The Semi-Recent History of Exercise

Humans exercising for better health has not been around that long. Today we dive into this fun history as we cover why and when we started this now commonplace pastime. See for privacy information.


Short Stuff: Pollen Count

If you watch the news and hear the pollen count is high for some particular type of plant then it’s high time you learned how they do that. See for privacy information.


What is the Bechdel Test?

The Bechdel Test is a is a measure of the representation of women in film. You'd be surprised how many movies fail. See for privacy information.


Selects: How Dog Shows Work

You know those shows where people wearing sensible shoes jog dogs around in circles? They actually represent the pinnacle of a long and complex path to glory for dogs and their owners. Join Chuck and Josh as they peek inside the American dog show in this classic episode. See for privacy information.


How Juries Work

It’s totally bonkers that in the US and other countries, the job of determining the guilt or innocence of an accused criminal – whose life may be at stake – is left not to experts in law but to a group of random citizens. Even crazier, it generally works! See for privacy information.

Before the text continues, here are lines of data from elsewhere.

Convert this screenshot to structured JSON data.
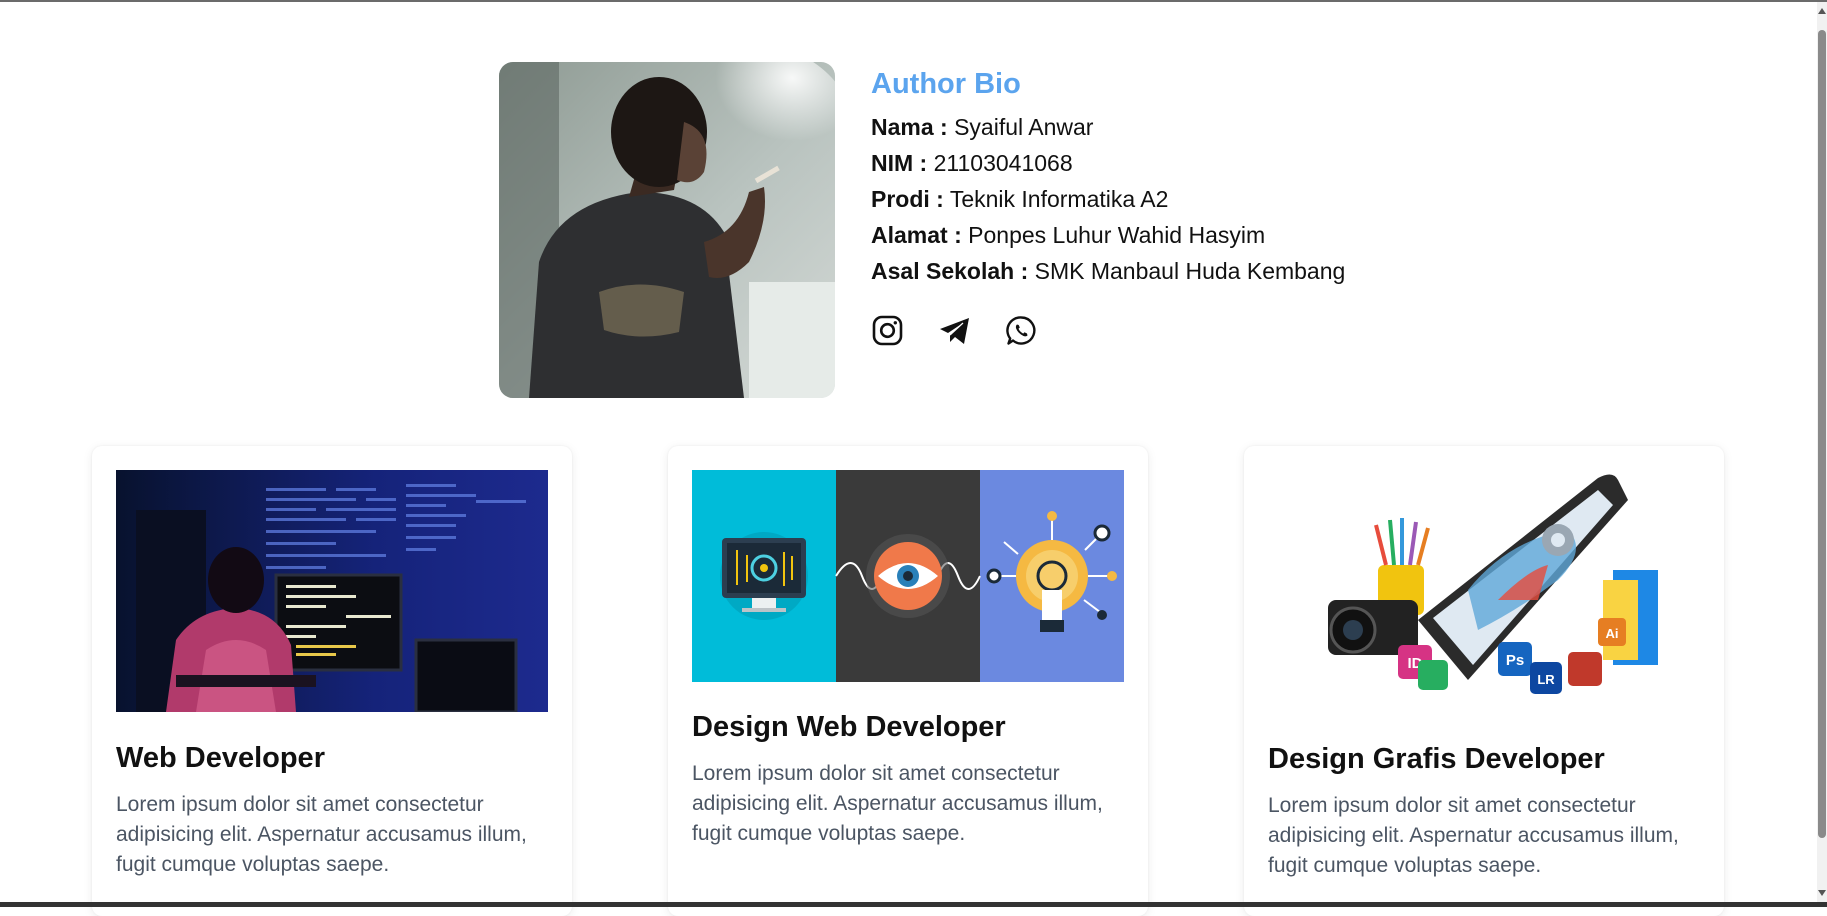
{
  "bio": {
    "title": "Author Bio",
    "rows": [
      {
        "label": "Nama :",
        "value": "Syaiful Anwar"
      },
      {
        "label": "NIM :",
        "value": "21103041068"
      },
      {
        "label": "Prodi :",
        "value": "Teknik Informatika A2"
      },
      {
        "label": "Alamat :",
        "value": "Ponpes Luhur Wahid Hasyim"
      },
      {
        "label": "Asal Sekolah :",
        "value": "SMK Manbaul Huda Kembang"
      }
    ],
    "socials": [
      "instagram-icon",
      "telegram-icon",
      "whatsapp-icon"
    ]
  },
  "cards": [
    {
      "title": "Web Developer",
      "text": "Lorem ipsum dolor sit amet consectetur adipisicing elit. Aspernatur accusamus illum, fugit cumque voluptas saepe."
    },
    {
      "title": "Design Web Developer",
      "text": "Lorem ipsum dolor sit amet consectetur adipisicing elit. Aspernatur accusamus illum, fugit cumque voluptas saepe."
    },
    {
      "title": "Design Grafis Developer",
      "text": "Lorem ipsum dolor sit amet consectetur adipisicing elit. Aspernatur accusamus illum, fugit cumque voluptas saepe.",
      "image_badges": [
        "ID",
        "Ps",
        "LR",
        "Ai"
      ]
    }
  ],
  "colors": {
    "accent": "#5ba4ee",
    "body_text": "#4b5563",
    "panel_cyan": "#00bcd9",
    "panel_dark": "#3a3a3a",
    "panel_blue": "#6b89e0"
  }
}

Short Stuff: Mood Rings

Mood Rings were all the rage in the 1970s. Then they went away, and fast. What's your color today? See for privacy information.


The Inflammation Theory of Disease

Not too long ago we thought that germs were the cause of most diseases, leading to germ theory. But when we look at maladies from heart disease to Alzheimer’s one commonality stands out: inflammation. Could it be we’ve found the root cause of all diseases? See for privacy information.


Selects: How Slinky Works

It has been called a "glorified spring", but Slinky is one of the best selling toys of all time. From accidental origins to an unlikely resurrection, Slinky has a pretty great back story. Learn all about it in this classic episode. See for privacy information.


How TV Weathercasters Work

TV weather people can seem corny and maybe a little nerdy, but beneath that toothsome exterior lies the heart of a lonely warrior of science, one who is often overlooked as the hardest working member of the news team. Learn all about these unsung heroes. See for privacy information.


Short Stuff: Frances Kelsey: Hero of the FDA

Who is Frances Kelsey? Well, she's a semi-unsung hero of the FDA whose work helped save a lot of kids from congenital disorders and even death. Listen and learn! See for privacy information.


The Colosseum

It's funny how similar The Colosseum in Rome is to modern day arenas. They really had it figured out. Tune in today to learn all about this early entertainment venue. See for privacy information.


Selects: Does the body replace itself?

Does the human body really replace itself every few years? The answer is yes, but different parts of the body do so at different rates. Learn all about which parts of your body are the speediest, and which take the longest to regenerate, in this classic episode. See for privacy information.


Introducing Smell-O-Vision!

Smell-O-Vision was a post-war movie theater gimmick that delivered well-timed scents to the noses of audiences to align with the movie. Did it work? Sort of. Did it ultimately fail? Yes. Does that mean it has gone away forever? No. See for privacy information.


Short Stuff: Dunbar's Number

There’s a theory that all of us have a maximum number of friendships that we can maintain – 150, to be exact. Suspiciously exact, really, if you think about it. See for privacy information.



Another classic toys edition is at your collective feet. Today, we dive into the soft, padded world of NERF! See for privacy information.


Selects: How Manhunts Work

When a suspect or prisoner goes on the lam there are plenty of ways to hide: in plain sight, in the mountains, in another country. There are as many types of ways law enforcement uses to track wanted people as their are ways to go on the lam, but there are some founding principles to carrying out a successful manhunt and they actually include you. Learn about how the fuzz tracks down fugitives and how it's evolving in the age of social media in this classic episode. See for privacy information.